My generation was born into a world with very high expectations on our little shoulders. We were the first generation of girls that wouldn’t have to fight for our basic rights. We had access to education, sports, and careers. It was socially acceptable to study hard, excel in sports, or pursue a high powered career. Women could wait to have children, choose to not have them at all, or even choose to have them with the help of science rather than a partner. We were the first generation in the US that was to be freed from the traditional female stereotypes.
We saw Sandra Day O’Conner on the Supreme Court, Sally Ride went into space, and Janet Reno became the Attorney General. We had artists like Madonna and Cyndi Lauper inspiring us to be fearlessly creative. Mary Lou and Nadia had us jumping off the furniture and tumbling down the hallways. Swimsuit models, 80’s glamour girls, and supermodels showed us we could be adored for our beauty. Women climbed the corporate ranks and served in our armed forces. There were role models everywhere.
The supermom became the norm in our favorite sitcoms and the “issues” that caused excitement on most of the shows seemed pretty manageable. Their homes were immaculate, the meals were on time, and the parents always seemed to end up reading in bed (in full makeup and hair) at the end of their day. They had time to connect with their spouses, had social lives, and always knew their kids friends. Some had nannies and maids, others had stay at home dads who covered the kids while mom pursued her career. They were empowered women who had confidence and were respected. It didn’t look that hard when I was ten.
We believed we could only be satisfied with our lives if we did it all, and in a hurry, because life was short. So somewhere along the way, the “or” in our dreams turned into “and.” We were encouraged that we could do anything, but soon we felt the mounting pressure to be everything. Career, children, higher education, marriage, faith, volunteering, all while maintaining the appearance that it was everything we thought it would be. Praise was heaped on the women who did it all. Thousands of articles were written on making the most of every minute and we became fiendish multitaskers. We listened to self help books while commuting, helped the kids with homework while ordering take out, organized the next PTO meeting while at our kids sporting events.
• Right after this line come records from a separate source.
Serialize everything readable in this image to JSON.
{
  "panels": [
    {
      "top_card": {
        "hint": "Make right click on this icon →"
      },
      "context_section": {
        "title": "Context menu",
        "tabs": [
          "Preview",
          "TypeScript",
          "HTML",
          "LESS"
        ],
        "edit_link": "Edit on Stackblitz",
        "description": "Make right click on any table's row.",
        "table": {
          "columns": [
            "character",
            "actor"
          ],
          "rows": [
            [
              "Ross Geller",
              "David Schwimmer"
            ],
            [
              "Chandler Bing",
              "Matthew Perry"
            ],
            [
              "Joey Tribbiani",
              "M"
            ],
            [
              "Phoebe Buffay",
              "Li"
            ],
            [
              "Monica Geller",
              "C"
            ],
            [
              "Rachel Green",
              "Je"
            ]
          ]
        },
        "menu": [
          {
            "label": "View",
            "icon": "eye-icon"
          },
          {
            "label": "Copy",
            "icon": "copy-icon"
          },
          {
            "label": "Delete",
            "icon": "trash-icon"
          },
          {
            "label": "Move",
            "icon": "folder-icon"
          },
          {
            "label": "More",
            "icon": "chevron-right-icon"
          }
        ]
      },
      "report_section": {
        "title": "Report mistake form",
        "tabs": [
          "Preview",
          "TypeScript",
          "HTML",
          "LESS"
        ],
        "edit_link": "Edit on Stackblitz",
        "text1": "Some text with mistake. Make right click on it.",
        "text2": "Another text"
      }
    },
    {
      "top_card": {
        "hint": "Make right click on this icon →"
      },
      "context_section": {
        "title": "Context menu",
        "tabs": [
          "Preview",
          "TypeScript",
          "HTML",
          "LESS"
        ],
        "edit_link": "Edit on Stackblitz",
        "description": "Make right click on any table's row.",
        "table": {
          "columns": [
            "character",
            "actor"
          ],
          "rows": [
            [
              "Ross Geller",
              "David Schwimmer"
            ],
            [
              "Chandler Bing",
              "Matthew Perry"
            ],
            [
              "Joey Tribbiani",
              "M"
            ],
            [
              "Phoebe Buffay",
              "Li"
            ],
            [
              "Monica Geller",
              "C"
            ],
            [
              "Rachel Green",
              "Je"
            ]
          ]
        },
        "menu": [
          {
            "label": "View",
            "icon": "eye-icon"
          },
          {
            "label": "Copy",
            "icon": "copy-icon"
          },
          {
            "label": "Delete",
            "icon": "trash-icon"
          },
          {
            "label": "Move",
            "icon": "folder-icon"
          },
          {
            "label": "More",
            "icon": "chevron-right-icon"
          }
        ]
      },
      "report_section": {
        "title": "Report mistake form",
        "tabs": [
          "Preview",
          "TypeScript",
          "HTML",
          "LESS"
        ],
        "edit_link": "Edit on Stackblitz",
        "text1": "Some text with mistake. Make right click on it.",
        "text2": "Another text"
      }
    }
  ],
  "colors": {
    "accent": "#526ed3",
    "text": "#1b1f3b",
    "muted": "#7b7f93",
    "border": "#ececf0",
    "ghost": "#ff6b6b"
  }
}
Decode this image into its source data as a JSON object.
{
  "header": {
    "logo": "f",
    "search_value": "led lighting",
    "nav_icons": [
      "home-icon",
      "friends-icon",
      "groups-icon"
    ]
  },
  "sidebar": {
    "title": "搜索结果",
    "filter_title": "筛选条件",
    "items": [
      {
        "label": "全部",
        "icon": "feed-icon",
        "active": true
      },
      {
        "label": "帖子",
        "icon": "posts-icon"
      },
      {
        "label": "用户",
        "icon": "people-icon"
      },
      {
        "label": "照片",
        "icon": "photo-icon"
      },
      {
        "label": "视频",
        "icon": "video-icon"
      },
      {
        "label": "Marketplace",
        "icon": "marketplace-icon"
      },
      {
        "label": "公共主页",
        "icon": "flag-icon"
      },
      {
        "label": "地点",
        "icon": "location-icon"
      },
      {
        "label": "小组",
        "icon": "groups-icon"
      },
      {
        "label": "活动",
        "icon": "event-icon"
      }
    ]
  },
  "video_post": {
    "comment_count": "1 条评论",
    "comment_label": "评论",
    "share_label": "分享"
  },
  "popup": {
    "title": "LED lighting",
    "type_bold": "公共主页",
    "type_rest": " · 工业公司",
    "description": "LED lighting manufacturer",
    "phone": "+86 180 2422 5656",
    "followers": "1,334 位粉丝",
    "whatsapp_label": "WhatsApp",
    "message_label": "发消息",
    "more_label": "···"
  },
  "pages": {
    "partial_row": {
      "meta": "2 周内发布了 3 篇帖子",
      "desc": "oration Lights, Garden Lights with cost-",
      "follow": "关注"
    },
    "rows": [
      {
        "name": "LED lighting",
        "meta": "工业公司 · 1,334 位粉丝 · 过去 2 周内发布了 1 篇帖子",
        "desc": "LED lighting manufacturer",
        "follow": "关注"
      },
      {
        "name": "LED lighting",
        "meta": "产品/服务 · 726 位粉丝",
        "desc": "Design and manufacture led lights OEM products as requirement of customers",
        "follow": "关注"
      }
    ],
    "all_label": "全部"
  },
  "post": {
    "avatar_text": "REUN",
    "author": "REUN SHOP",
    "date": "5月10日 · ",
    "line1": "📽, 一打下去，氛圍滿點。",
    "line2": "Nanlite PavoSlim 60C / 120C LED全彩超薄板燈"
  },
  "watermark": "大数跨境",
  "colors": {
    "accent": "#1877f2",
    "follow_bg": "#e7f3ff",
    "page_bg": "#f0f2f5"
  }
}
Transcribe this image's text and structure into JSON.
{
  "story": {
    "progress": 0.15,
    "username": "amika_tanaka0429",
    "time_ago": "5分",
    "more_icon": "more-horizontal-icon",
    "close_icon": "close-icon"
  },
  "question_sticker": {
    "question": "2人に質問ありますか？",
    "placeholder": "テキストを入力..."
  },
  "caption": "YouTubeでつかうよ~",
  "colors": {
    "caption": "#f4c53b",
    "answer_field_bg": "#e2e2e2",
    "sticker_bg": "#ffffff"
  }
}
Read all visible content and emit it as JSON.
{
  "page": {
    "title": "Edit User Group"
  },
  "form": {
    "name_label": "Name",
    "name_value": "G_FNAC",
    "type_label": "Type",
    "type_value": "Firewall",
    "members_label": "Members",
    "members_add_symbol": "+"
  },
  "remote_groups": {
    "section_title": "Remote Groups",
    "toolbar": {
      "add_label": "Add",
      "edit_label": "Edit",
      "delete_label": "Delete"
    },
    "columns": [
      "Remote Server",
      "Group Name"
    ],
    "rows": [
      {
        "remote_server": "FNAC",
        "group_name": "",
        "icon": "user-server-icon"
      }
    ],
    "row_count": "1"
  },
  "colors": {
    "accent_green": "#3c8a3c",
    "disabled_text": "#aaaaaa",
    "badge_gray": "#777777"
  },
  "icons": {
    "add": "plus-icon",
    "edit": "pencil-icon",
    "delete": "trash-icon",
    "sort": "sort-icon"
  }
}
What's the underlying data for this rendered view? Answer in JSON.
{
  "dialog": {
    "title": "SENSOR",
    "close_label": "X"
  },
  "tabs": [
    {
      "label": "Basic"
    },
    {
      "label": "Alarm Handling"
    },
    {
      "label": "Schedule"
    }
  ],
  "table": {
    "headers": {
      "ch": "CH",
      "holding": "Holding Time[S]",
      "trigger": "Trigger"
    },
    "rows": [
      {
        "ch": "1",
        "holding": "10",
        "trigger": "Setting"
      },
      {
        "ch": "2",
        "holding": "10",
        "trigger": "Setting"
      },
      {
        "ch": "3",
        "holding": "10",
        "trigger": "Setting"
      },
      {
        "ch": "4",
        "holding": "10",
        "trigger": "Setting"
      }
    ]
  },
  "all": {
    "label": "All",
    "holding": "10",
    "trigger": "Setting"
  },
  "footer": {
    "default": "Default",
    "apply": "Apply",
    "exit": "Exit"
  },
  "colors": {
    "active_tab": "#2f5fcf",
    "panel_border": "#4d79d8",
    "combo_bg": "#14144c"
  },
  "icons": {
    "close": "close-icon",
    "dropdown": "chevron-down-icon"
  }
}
We embraced the smart phones and mobile apps that could make us more productive on the go.
But real life is different than sitcoms and we eventually became so task focused that our dream of a fulfilling life got lost. Some of us realized that our marriages were broken, our careers were no longer inspiring us, we barely met our kids’ basic needs, and we didn’t even like ourselves anymore. That passionate 6 year old with Olympic dreams had been buried under decades of checklists and obligations.
It’s time that we accept that the “pressures of the world” may actually coming from within. That drive to always do more and be more may come from the fear of not being good enough. Having it all may be possible, but that doesn’t mean it’s fulfilling. We have to step back and assess what we are giving our energy to. Leading a life that honors who you are means passing on things you are capable of doing. Learning to let go without guilt may define us more than any other skill we have. It goes against everything that has been pumped into us for the last 30 years, but it’s time to take back the excitement of doing things that fulfill us, not just build our resume’.
The 1989 movie Dead Poets Society inspired many to “seize the day” but if we really understood the movie, we would be seizing the things in the day that we are passionate about. It seems like a huge task, but think back to your life before you felt overwhelmed and ask yourself a few questions:
What did you dream about?
What made you feel safe?
Are you doing those things now?
What can you get rid of that will make room for those joys?
Jot down your initial answers and add to your notes this week. Be intentional about spending time thinking about these questions. Also, please take a moment to subscribe to this blog so that you will receive email notification of the next post in this series.
Copyright 2014 AngelaJHerrington